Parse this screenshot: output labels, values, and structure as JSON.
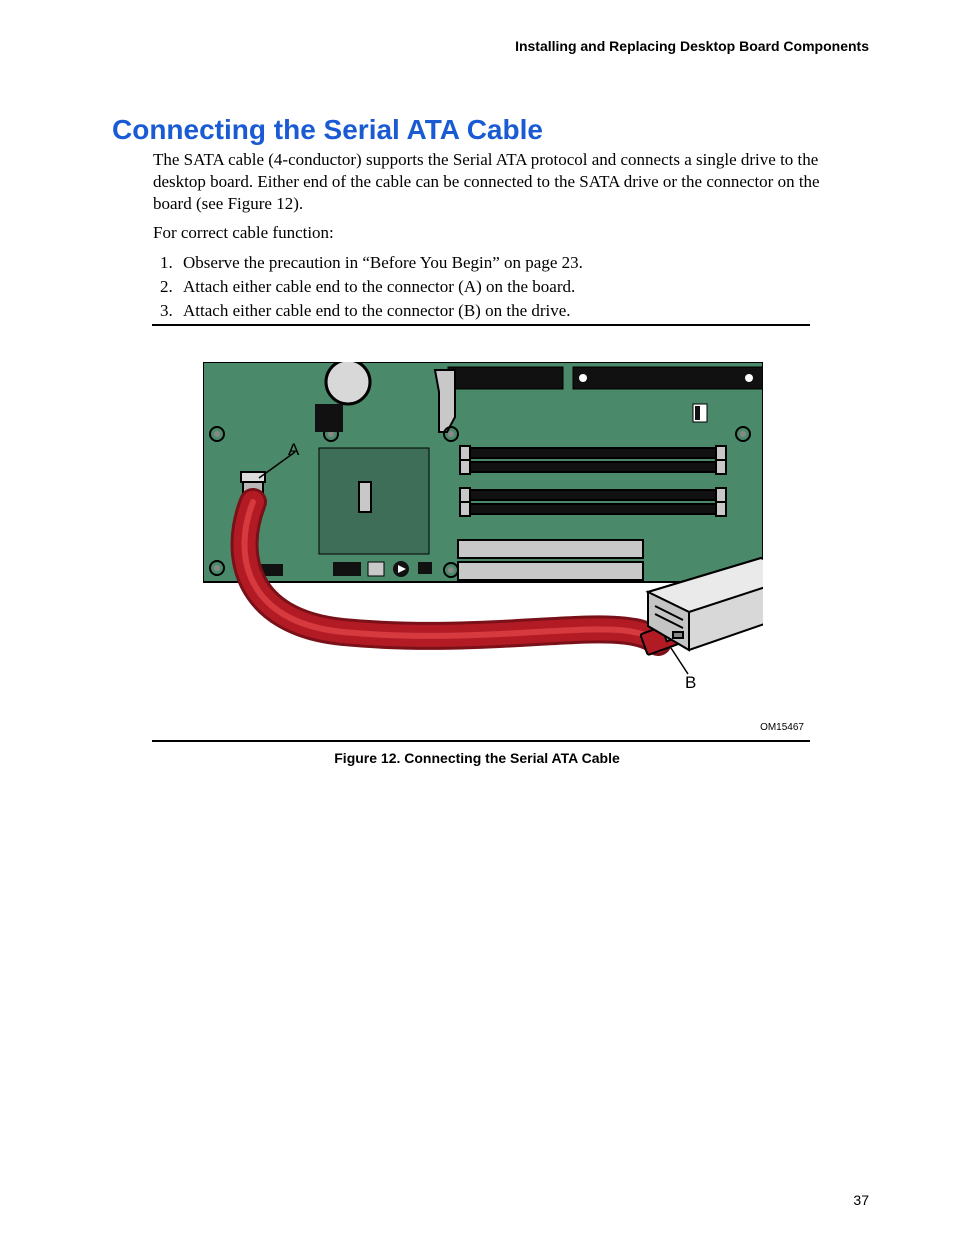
{
  "header": {
    "running_head": "Installing and Replacing Desktop Board Components"
  },
  "content": {
    "heading": "Connecting the Serial ATA Cable",
    "para1": "The SATA cable (4-conductor) supports the Serial ATA protocol and connects a single drive to the desktop board.  Either end of the cable can be connected to the SATA drive or the connector on the board (see Figure 12).",
    "para2": "For correct cable function:",
    "steps": [
      "Observe the precaution in “Before You Begin” on page 23.",
      "Attach either cable end to the connector (A) on the board.",
      "Attach either cable end to the connector (B) on the drive."
    ]
  },
  "figure": {
    "label_a": "A",
    "label_b": "B",
    "code": "OM15467",
    "caption": "Figure 12.  Connecting the Serial ATA Cable"
  },
  "footer": {
    "page_number": "37"
  }
}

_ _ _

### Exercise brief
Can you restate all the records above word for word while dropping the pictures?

### Answer space
Parse this screenshot: output labels, values, and structure as JSON.
{
  "header": {
    "running_head": "Installing and Replacing Desktop Board Components"
  },
  "content": {
    "heading": "Connecting the Serial ATA Cable",
    "para1": "The SATA cable (4-conductor) supports the Serial ATA protocol and connects a single drive to the desktop board.  Either end of the cable can be connected to the SATA drive or the connector on the board (see Figure 12).",
    "para2": "For correct cable function:",
    "steps": [
      "Observe the precaution in “Before You Begin” on page 23.",
      "Attach either cable end to the connector (A) on the board.",
      "Attach either cable end to the connector (B) on the drive."
    ]
  },
  "figure": {
    "label_a": "A",
    "label_b": "B",
    "code": "OM15467",
    "caption": "Figure 12.  Connecting the Serial ATA Cable"
  },
  "footer": {
    "page_number": "37"
  }
}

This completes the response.